As the Francis Crick Institute opens its door this week, we take a closer look at Optima’s contribution to this iconic building.
Optima is continually redefining the standards of glass partitioning. This is clearly seen through our recent work in the new Francis Crick Institute. Optima was tasked with designing, delivering and installing all glass partitioning systems across the building.
Named after the scientist who was one of the team which made the ground-breaking discovery of DNA’s double helix structure, the Francis Crick Institute stands as the largest biomedical research centre under a single roof in Europe.
Spanning 980,000 sq. ft. and housing over 1,000 researchers, this new hub will bring together specialist knowledge, expertise and resources.
It will spearhead new research that will support the development of treatments for a wide range of illnesses including cancer, heart disease and neurodegenerative diseases.
The striking design was created by London-based architects HOK in association with PLP. It features large cantilevered bay windows, a cathedral-like glazed atria and a curved roof. The interior of the building features highly specialised design incorporating a variety of glazed partition types that allow privacy, acoustic attenuation and simple clean aesthetics.
When HOK were developing their ideas for the glass partitioning they wanted a partner who could provide both creative design and technical excellence. The demands of a laboratory specification would need a partner to be a pro-active problem solver and Optima were able to demonstrate that they were more than capable of the job.
Integral to the ambition of the Institute was transparency at every level. The exterior windows and interior partitions work together, connecting the inside of the building with the local community outside; an important aspect of the Crick’s community engagement and education programme.
It was equally important for the scientists, from each of the six different institutes, to work in a building that broke the mould and actively encouraged visual connectivity and collaboration between researchers who would never have met others from such a range of different disciplines in a regular science building.
Optima’s partitioning systems were required to create laboratories, meeting rooms and office areas throughout the building. Each installation had to function at the highest level to meet the special requirements of each area.
Optima selected products which would perform acoustically, combat environmental issues, ensure the retention of air tightness and cleanliness. Four key products were specified:
Firstly, the slim-line Revolution 54 designed to be both single and double glazed systems with full, seamless drywall integration, stunning design and high performing acoustic characteristics.
Secondly, Edge-Symmetry doors can be single or double glazed to suit the required acoustic performance and can be designed to be either hinged or pivoting. Additionally, on this project, in order to meet the stringent criteria for laboratory areas, both anti-bacterial pull and lever handles were fitted where necessary, along with a 100mm plinth to the glazed screens.
Thirdly, Optima 117 plus is a silicone free, single glazed partition system which can be combined with many common designed components within the Optima range to create a sleek finish.
Finally, Optima 217 plus is similar to the 117 system, but utilises a unique hidden mullion enabling a variety of glass combinations and the incorporation of blinds.
Optima’s products had to work seamlessly with the rest of the design to provide the interior with a feeling of transparency, allowing great light transmission and, importantly, enabling clear views onto different floors.

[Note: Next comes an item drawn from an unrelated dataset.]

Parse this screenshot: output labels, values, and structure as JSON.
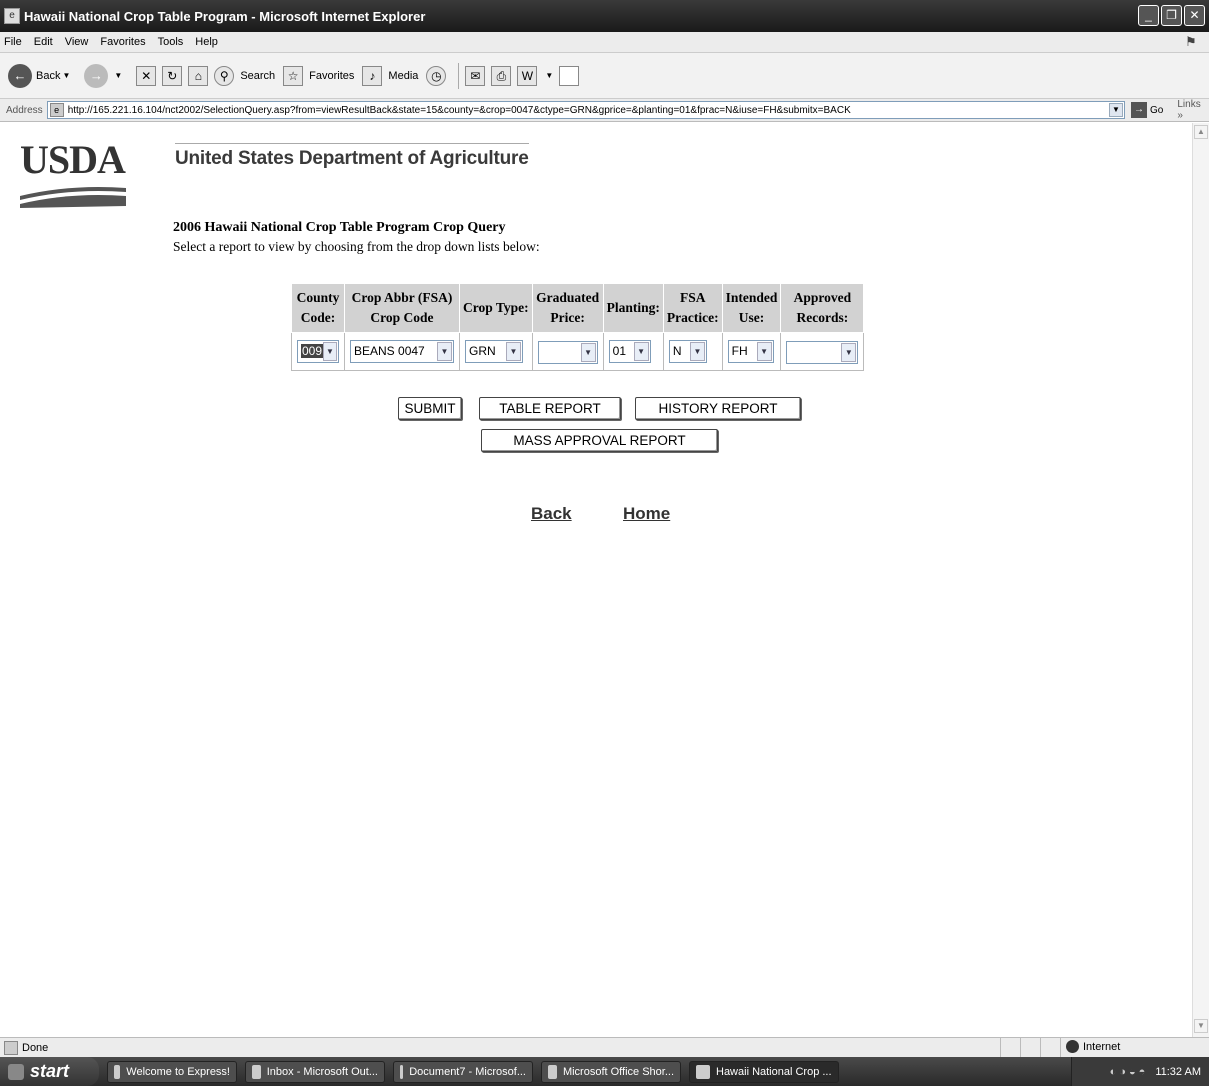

This wasn’t just an aesthetic ambition but a reflection of the very essence of this revolutionary scientific initiative.
This unusual degree of visibility, within a biomedical research centre, would not only help to demystify certain aspects of scientific research, but importantly allow visual connections to be initiated, thereby enhancing the collaborative potential of the building.
Unsurprisingly, acoustic issues within this building needed to be addressed. Optima was presented with a variety of challenges that were innovatively reviewed and overcome. This enabled Optima to provide the remarkable level of acoustic performance that the building required.
As a biomedical research centre, this project was subject to rigorous testing processes to meet the required standards. The premium level of service that Optima guarantees and our attention to detail meant these standards were exceeded. Our thorough and precise installation processes ensured that nothing short of a perfect job was delivered.
Working with Optima
This was an intense project requiring expert levels of precision. The partitioning had to look elegant, be robust, and work with revolutionary designs, whilst also offering high levels of sound control for the client.
When reflecting upon the project’s success, Andy Warner Lacey, HOK’s Interior Design Sector Leader, expressed how he valued Optima’s role on the project:
“Optima’s contribution was not solely as a partitioning contractor but as a valuable member of the design team. They had a desire to try to address and resolve each of the project’s unique issues, irrespective of how unreasonable they were.”
At Optima, we look beyond providing standard products and see opportunities for innovation and development. We treat every project as an opportunity to add to our expertise, which is why we offer a truly bespoke service that delivers above and beyond what is expected.
We are extremely proud to have been a part of such a prestigious installation; particularly one that will prove to be life changing for so many in the future.
If you would like to find out more about Optima or to discuss your options calling or emailing us.